Iridium Communications announced that it is expanding its Iridium Certus service and launching the service for commercial aviation. (Photo: Iridium)
Iridium Communications is expanding its Iridium Certus service, launching service for commercial aviation, the company announced Monday. The L-band service is now available for cockpits in commercial transport aircraft, business aviation, helicopters, private aircraft, and uncrewed aircraft systems (UAS).
Safety certifications with partner manufacturers and resellers are in progress, with flight trials expected to begin by the end of 2023 and approvals expected in 2024.
Iridium pitched the service as a complement to Ka- and Ku-band connectivity services in commercial passenger cabins, and can be primary connectivity for small-to-mid-size business jet cabins. Iridium also recommended it over high frequency/very high frequency service for electronic flight bag (EFB), flight critical data, and passenger communications during oceanic flights.
“Iridium’s first-generation voice and data solutions are installed on over 60,000 aircraft today and have been critical for flight safety and relied upon by pilots and airlines for years,” said John Peterson, executive director of Aviation, Iridium. “As the preferred solution for a wide range of aviation applications, from drones to airliners, Iridium Certus is ready to support the industry’s evolving connectivity needs.”

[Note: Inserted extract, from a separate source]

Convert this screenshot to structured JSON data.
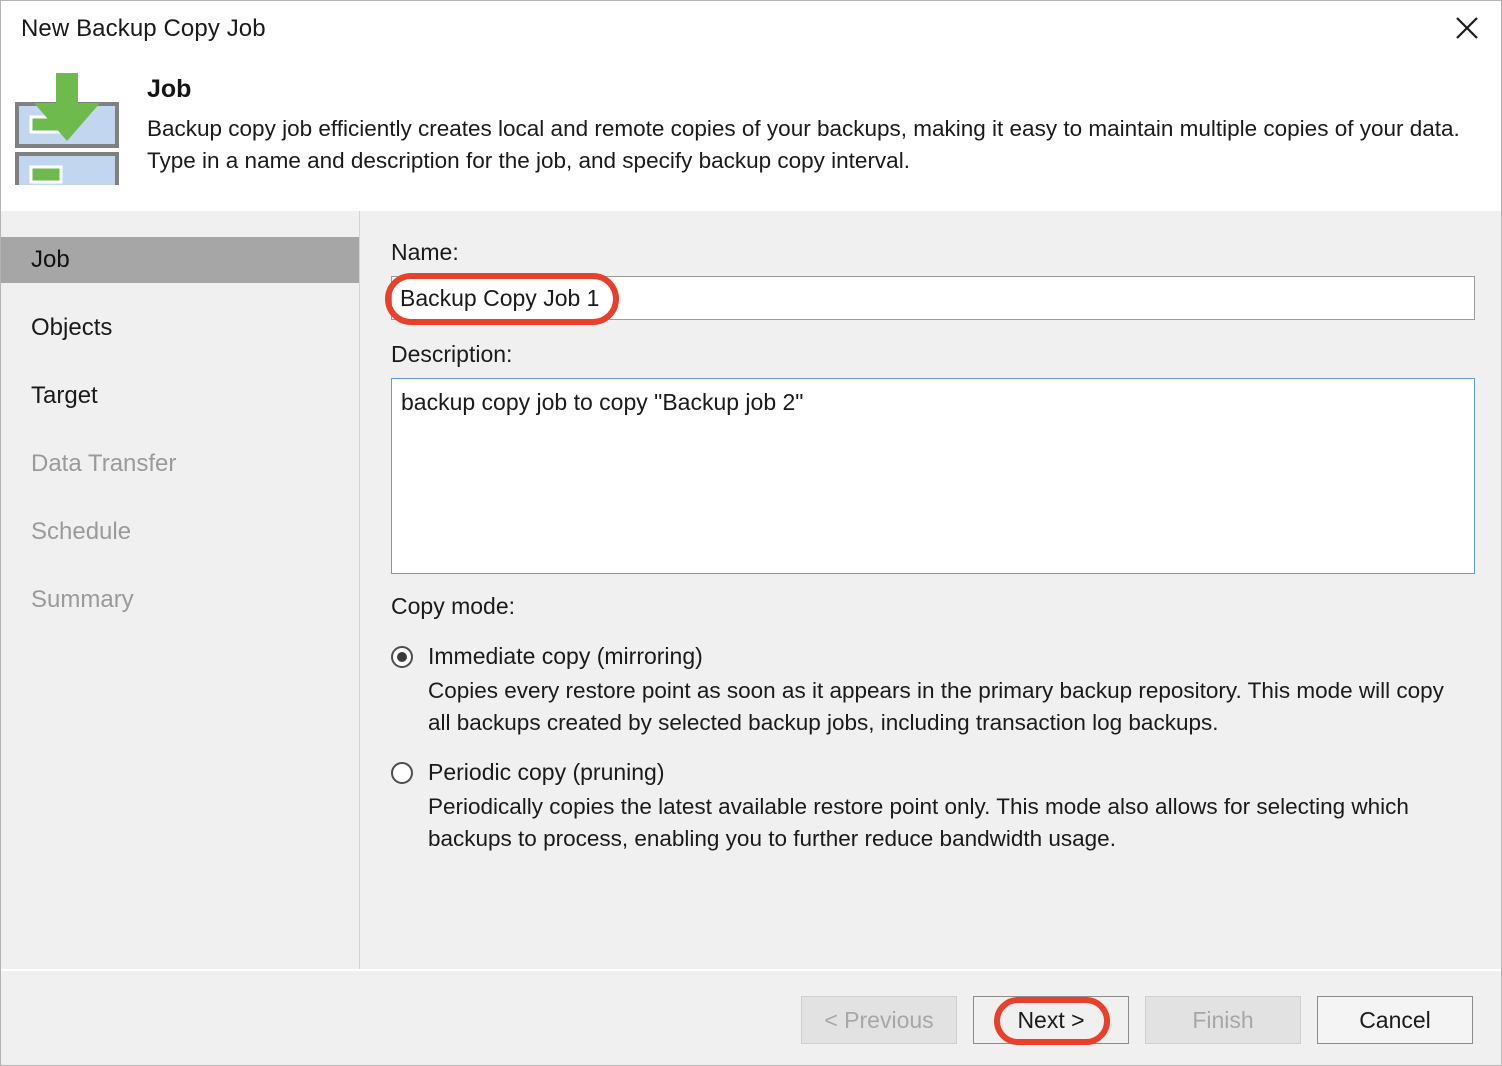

In June, Collins Aerospace revealed a high-speed SATCOM system for business jet cabins using the Iridium Certus 700 platform. It uses Iridium’s constellation of 66 cross-linked LEO satellites.
According to John Peterson, Executive Director of Aviation at Iridium, one advantage of their satellite link is that it enables “excellent visibility of an aircraft no matter where it is in the world. These aircraft fly at such low altitudes that they don't always see the VHF or ADS towers, but they fly at a high enough altitude that they don't always see the LTE towers," he told Avionics recently.

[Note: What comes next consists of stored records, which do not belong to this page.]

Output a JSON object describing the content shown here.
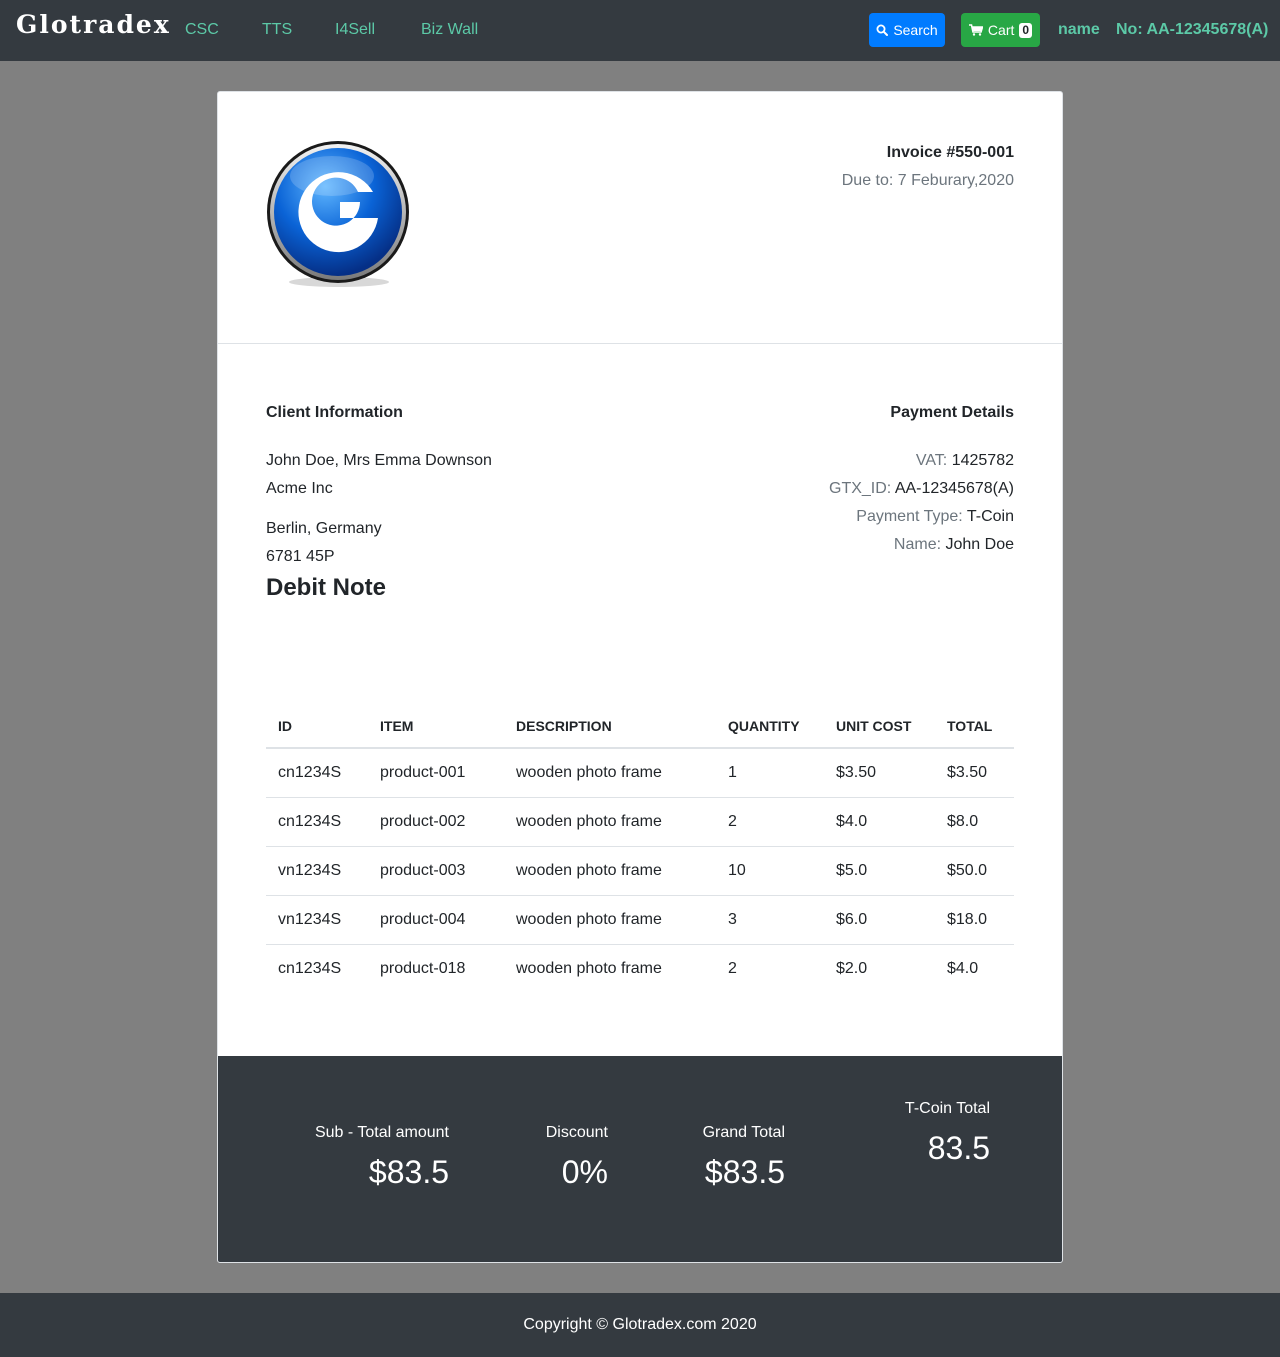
{
  "nav": {
    "brand": "Glotradex",
    "links": [
      "CSC",
      "TTS",
      "I4Sell",
      "Biz Wall"
    ],
    "search_label": "Search",
    "cart_label": "Cart",
    "cart_count": "0",
    "user_name": "name",
    "account_no": "No: AA-12345678(A)",
    "colors": {
      "bar": "#343a40",
      "link": "#5cc9a7",
      "search": "#007bff",
      "cart": "#28a745"
    }
  },
  "invoice": {
    "logo_icon": "glotradex-g-logo",
    "title": "Invoice #550-001",
    "due": "Due to: 7 Feburary,2020"
  },
  "client": {
    "heading": "Client Information",
    "lines": [
      "John Doe, Mrs Emma Downson",
      "Acme Inc",
      "Berlin, Germany",
      "6781 45P"
    ]
  },
  "payment": {
    "heading": "Payment Details",
    "rows": [
      {
        "label": "VAT:",
        "value": "1425782"
      },
      {
        "label": "GTX_ID:",
        "value": "AA-12345678(A)"
      },
      {
        "label": "Payment Type:",
        "value": "T-Coin"
      },
      {
        "label": "Name:",
        "value": "John Doe"
      }
    ]
  },
  "doc_type": "Debit Note",
  "table": {
    "headers": [
      "ID",
      "ITEM",
      "DESCRIPTION",
      "QUANTITY",
      "UNIT COST",
      "TOTAL"
    ],
    "rows": [
      [
        "cn1234S",
        "product-001",
        "wooden photo frame",
        "1",
        "$3.50",
        "$3.50"
      ],
      [
        "cn1234S",
        "product-002",
        "wooden photo frame",
        "2",
        "$4.0",
        "$8.0"
      ],
      [
        "vn1234S",
        "product-003",
        "wooden photo frame",
        "10",
        "$5.0",
        "$50.0"
      ],
      [
        "vn1234S",
        "product-004",
        "wooden photo frame",
        "3",
        "$6.0",
        "$18.0"
      ],
      [
        "cn1234S",
        "product-018",
        "wooden photo frame",
        "2",
        "$2.0",
        "$4.0"
      ]
    ]
  },
  "summary": {
    "subtotal_label": "Sub - Total amount",
    "subtotal_value": "$83.5",
    "discount_label": "Discount",
    "discount_value": "0%",
    "grand_label": "Grand Total",
    "grand_value": "$83.5",
    "tcoin_label": "T-Coin Total",
    "tcoin_value": "83.5"
  },
  "footer": {
    "copyright": "Copyright © Glotradex.com 2020"
  }
}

This article was originally published by Avionics International's sister publication, Via Satellite; it has been edited. The original article can be viewed here >>